■ President-elect Donald J. Trump wrote on Twitter that a dossier of unsubstantiated Russian dirt on him was “fake news” and “a total political witch hunt.”

■ Democrats are already seeking classified briefings on the dossier’s conclusions and validity.

■ A key Republican senator is pressing to slow down his party’s effort to repeal the Affordable Care Act.

From the moment the unsubstantiated but explosive intelligence report hit the internet, the questions arose: When and what would Mr. Trump tweet?

Shortly after 8:15 p.m. on Tuesday, the world had its answer.

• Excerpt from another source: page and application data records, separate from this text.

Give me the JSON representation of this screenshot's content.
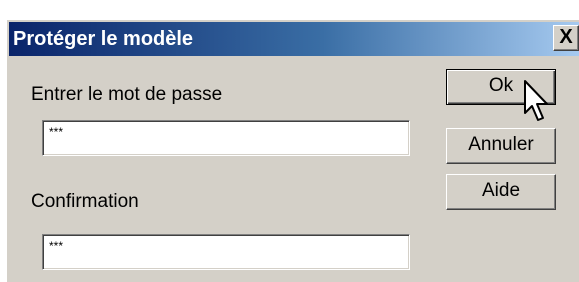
{
  "dialog": {
    "title": "Protéger le modèle",
    "close_label": "X"
  },
  "form": {
    "password_label": "Entrer le mot de passe",
    "password_value": "***",
    "confirm_label": "Confirmation",
    "confirm_value": "***"
  },
  "buttons": {
    "ok_label": "Ok",
    "cancel_label": "Annuler",
    "help_label": "Aide"
  },
  "cursor": {
    "icon": "mouse-pointer-icon"
  }
}
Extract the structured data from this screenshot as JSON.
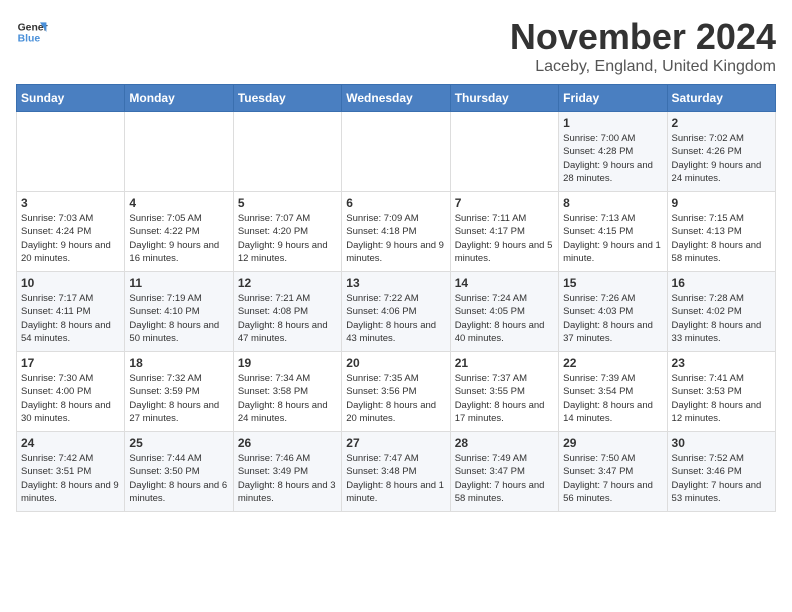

Mr. Trump’s longtime lawyer and sometimes spokesman, Michael Cohen, followed with his own defense, a possibly ill-advised reference to Page 18 of the dossier, which alleges a secret meeting between Mr. Cohen and Russian intelligence agents in Prague — not something the Trump team wants attention on.

Mr. Trump retweeted that, as well.

Kellyanne Conway, a senior adviser to Mr. Trump, took another tack. Asked by the late-night talk show host Seth Meyers about the briefing intelligence officials had given Mr. Trump on the matter, she said she was not aware that he had been briefed.

Questions continue to swirl about the validity of the dossier alleging that Russian intelligence has deeply compromising material on the man who is about to be commander in chief. But its wide circulation has already had an impact.

On Tuesday night, Representative Brad Sherman, Democrat of California, asked President Obama for a classified briefing on “the compromising information Russia has obtained regarding President-elect Donald Trump.”

His request will not be the last.

Mr. Trump may be demanding an immediate repeal of the Affordable Care Act and a simultaneous enactment of a Republican replacement — and the House speaker, Paul D. Ryan, may be concurring with that rush — but one senator is not on board. And he is an important one.

Senator Lamar Alexander of Tennessee, chairman of the Senate Health, Education, Labor and Pensions Committee, addressed the headlong rush on Tuesday night. “The American people deserve health care reform that’s done in the right way, for the right reasons, in the right amount of time,” he said. “It’s not about developing a quick fix. It’s about working toward long-term solutions that work for everyone.”

That is significant. If, as expected, Congress passes parliamentary language in the coming days to protect repeal legislation from a Democratic filibuster, four committees will be empowered to draft the actual bill. Mr. Alexander leads one of those committees.